Work request
Render every entry verbatim.

· · · ·

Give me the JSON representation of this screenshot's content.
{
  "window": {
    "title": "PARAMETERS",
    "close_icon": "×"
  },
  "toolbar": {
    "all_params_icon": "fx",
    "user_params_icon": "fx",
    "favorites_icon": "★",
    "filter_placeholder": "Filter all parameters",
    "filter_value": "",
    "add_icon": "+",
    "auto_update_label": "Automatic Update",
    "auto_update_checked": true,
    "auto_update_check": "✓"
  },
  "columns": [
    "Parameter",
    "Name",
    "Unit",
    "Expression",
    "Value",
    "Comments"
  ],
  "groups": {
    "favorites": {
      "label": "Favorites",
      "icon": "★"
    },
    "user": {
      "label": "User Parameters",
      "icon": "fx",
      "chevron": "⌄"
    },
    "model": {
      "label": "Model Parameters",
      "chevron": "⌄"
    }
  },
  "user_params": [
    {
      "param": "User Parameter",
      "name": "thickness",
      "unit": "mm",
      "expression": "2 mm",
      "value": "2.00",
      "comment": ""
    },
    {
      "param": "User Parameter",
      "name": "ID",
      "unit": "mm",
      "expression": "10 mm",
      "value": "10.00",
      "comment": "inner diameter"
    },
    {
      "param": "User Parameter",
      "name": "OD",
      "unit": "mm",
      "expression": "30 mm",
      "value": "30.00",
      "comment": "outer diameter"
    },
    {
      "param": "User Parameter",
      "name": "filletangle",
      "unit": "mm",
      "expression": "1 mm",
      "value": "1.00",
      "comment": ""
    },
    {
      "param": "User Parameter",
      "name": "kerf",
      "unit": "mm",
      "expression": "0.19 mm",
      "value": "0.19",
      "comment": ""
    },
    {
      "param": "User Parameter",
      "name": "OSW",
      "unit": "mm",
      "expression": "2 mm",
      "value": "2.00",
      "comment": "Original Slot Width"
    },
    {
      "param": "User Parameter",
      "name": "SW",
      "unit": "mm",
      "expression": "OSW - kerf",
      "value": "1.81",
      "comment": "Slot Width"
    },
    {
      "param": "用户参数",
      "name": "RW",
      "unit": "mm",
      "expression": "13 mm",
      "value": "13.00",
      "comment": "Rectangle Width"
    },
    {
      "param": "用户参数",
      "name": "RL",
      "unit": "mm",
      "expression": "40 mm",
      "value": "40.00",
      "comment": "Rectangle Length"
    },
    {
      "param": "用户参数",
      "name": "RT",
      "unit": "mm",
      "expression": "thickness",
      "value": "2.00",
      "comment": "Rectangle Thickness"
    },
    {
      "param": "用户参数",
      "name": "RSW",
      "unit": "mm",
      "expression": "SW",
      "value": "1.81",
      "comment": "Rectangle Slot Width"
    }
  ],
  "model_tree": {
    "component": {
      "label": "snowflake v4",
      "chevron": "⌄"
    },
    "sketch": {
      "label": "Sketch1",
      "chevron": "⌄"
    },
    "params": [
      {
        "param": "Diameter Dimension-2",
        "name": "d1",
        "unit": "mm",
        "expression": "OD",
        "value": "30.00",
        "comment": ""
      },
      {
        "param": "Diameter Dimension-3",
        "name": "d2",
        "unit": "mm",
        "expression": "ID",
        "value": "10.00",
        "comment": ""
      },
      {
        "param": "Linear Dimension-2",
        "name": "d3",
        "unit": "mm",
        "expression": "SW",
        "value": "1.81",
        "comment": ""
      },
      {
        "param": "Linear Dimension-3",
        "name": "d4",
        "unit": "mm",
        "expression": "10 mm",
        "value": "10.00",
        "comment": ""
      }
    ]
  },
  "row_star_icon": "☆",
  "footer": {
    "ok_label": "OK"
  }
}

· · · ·

Task result
Give me the JSON representation of this screenshot's content.
{
  "window": {
    "title": "PARAMETERS",
    "close_icon": "×"
  },
  "toolbar": {
    "all_params_icon": "fx",
    "user_params_icon": "fx",
    "favorites_icon": "★",
    "filter_placeholder": "Filter all parameters",
    "filter_value": "",
    "add_icon": "+",
    "auto_update_label": "Automatic Update",
    "auto_update_checked": true,
    "auto_update_check": "✓"
  },
  "columns": [
    "Parameter",
    "Name",
    "Unit",
    "Expression",
    "Value",
    "Comments"
  ],
  "groups": {
    "favorites": {
      "label": "Favorites",
      "icon": "★"
    },
    "user": {
      "label": "User Parameters",
      "icon": "fx",
      "chevron": "⌄"
    },
    "model": {
      "label": "Model Parameters",
      "chevron": "⌄"
    }
  },
  "user_params": [
    {
      "param": "User Parameter",
      "name": "thickness",
      "unit": "mm",
      "expression": "2 mm",
      "value": "2.00",
      "comment": ""
    },
    {
      "param": "User Parameter",
      "name": "ID",
      "unit": "mm",
      "expression": "10 mm",
      "value": "10.00",
      "comment": "inner diameter"
    },
    {
      "param": "User Parameter",
      "name": "OD",
      "unit": "mm",
      "expression": "30 mm",
      "value": "30.00",
      "comment": "outer diameter"
    },
    {
      "param": "User Parameter",
      "name": "filletangle",
      "unit": "mm",
      "expression": "1 mm",
      "value": "1.00",
      "comment": ""
    },
    {
      "param": "User Parameter",
      "name": "kerf",
      "unit": "mm",
      "expression": "0.19 mm",
      "value": "0.19",
      "comment": ""
    },
    {
      "param": "User Parameter",
      "name": "OSW",
      "unit": "mm",
      "expression": "2 mm",
      "value": "2.00",
      "comment": "Original Slot Width"
    },
    {
      "param": "User Parameter",
      "name": "SW",
      "unit": "mm",
      "expression": "OSW - kerf",
      "value": "1.81",
      "comment": "Slot Width"
    },
    {
      "param": "用户参数",
      "name": "RW",
      "unit": "mm",
      "expression": "13 mm",
      "value": "13.00",
      "comment": "Rectangle Width"
    },
    {
      "param": "用户参数",
      "name": "RL",
      "unit": "mm",
      "expression": "40 mm",
      "value": "40.00",
      "comment": "Rectangle Length"
    },
    {
      "param": "用户参数",
      "name": "RT",
      "unit": "mm",
      "expression": "thickness",
      "value": "2.00",
      "comment": "Rectangle Thickness"
    },
    {
      "param": "用户参数",
      "name": "RSW",
      "unit": "mm",
      "expression": "SW",
      "value": "1.81",
      "comment": "Rectangle Slot Width"
    }
  ],
  "model_tree": {
    "component": {
      "label": "snowflake v4",
      "chevron": "⌄"
    },
    "sketch": {
      "label": "Sketch1",
      "chevron": "⌄"
    },
    "params": [
      {
        "param": "Diameter Dimension-2",
        "name": "d1",
        "unit": "mm",
        "expression": "OD",
        "value": "30.00",
        "comment": ""
      },
      {
        "param": "Diameter Dimension-3",
        "name": "d2",
        "unit": "mm",
        "expression": "ID",
        "value": "10.00",
        "comment": ""
      },
      {
        "param": "Linear Dimension-2",
        "name": "d3",
        "unit": "mm",
        "expression": "SW",
        "value": "1.81",
        "comment": ""
      },
      {
        "param": "Linear Dimension-3",
        "name": "d4",
        "unit": "mm",
        "expression": "10 mm",
        "value": "10.00",
        "comment": ""
      }
    ]
  },
  "row_star_icon": "☆",
  "footer": {
    "ok_label": "OK"
  }
}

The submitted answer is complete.